By Janie Corley
At 11:45 a.m. on July 29, 2006, an email from the other side of the world appeared in my inbox. The subject line: “INVITATION: World Farmers for Christ Conference.”
The text included an invitation to us personally. The author had read about our farm on the Internet and was inviting us to a conference in Bredasdorp, South Africa.
The idea of the conference was “to connect farmers from different parts of the world and to give them the opportunity to talk about how they can make a difference in their own communities. We welcome people like yourselves to share your experiences with others.” The conference was only 38 days away — Sept. 5.
So many miracles occurred in those next few weeks as God orchestrated four passports, arranged discounted flights (charged to credit cards in faith) and assured our family that this was His plan. My aging father-in-law was extremely ill and our fall farm season would begin only seven days after we returned from South Africa. And we farmers were not world travelers.
Twenty-two hours after leaving Nashville on Sept. 3, we landed during the spring season in Cape Town, South Africa. As we traveled to our hosts’ home, we saw landscape covered with sheep and canola in full bloom, a countryside so very different from our own. We arrived at the du Toit farm house and watched hundreds of sheep being moved across the driveway with the dogs and farm staff.
For dinner, we shared a meal of roasted lamb as the family began to tell us their stories of farm life and their walk in faith. They raised sheep — about 6,000, but because of the very limited rainfall (18 inches total compared to the average of 40 inches in Kentucky), they had to use all of their 25,000 acres to support the sheep. We could not even comprehend what an incredible effort it was to farm in such a dry climate.
The days ahead were filled with similar stories. We saw a country ravaged by apartheid and all the issues of race and inequalities yet we saw these Christian farmers and laborers working hand in hand to make a difference. We learned of the struggles from our new farmer friends from Europe and other parts of Africa.

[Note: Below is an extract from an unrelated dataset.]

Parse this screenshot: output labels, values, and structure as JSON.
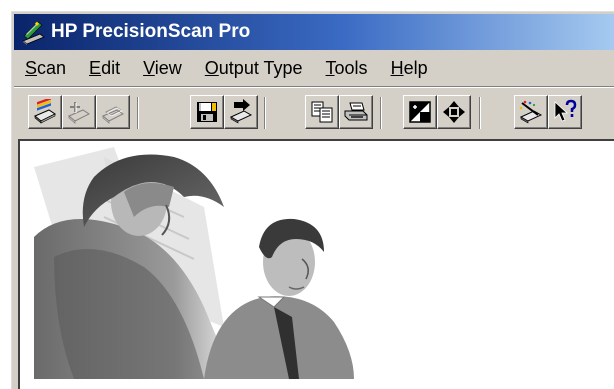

We talked with African farmers who were trying to teach their community how to grow peanuts and then turn them into consumable products, not unlike what our early American farmers did as they transitioned from cotton to peanuts in the early 1900s.
We also heard from one of the developers of the movie “Faith Like Potatoes.” Not knowing about the movie, prior to leaving America we had read the story of Angus Buchan, a Christian farmer in South Africa who chose to plant potatoes in the year of a drought. But in faith, he planted and his harvest was bountiful. Imagine how our faith was lifted as we experienced all these stories of farmers and their perseverance.
For four days, we worshipped and fellowshipped with farmers from around the world. While vastly different, we were all the same — farmers who loved Jesus and were walking in faith. And yet, until the end, we didn’t really know why we were there, but God used this trip to teach us.
On the last day of the conference we went to Cape Aguhlas, the most southern point of Africa. There were two men from two different countries, Kenya and Scotland, doing the most important part of farming — walking in faith. Those men showed us how to make a difference in our communities: they were praying, not for themselves but for people of all the nations. We heard Him — go home and do likewise.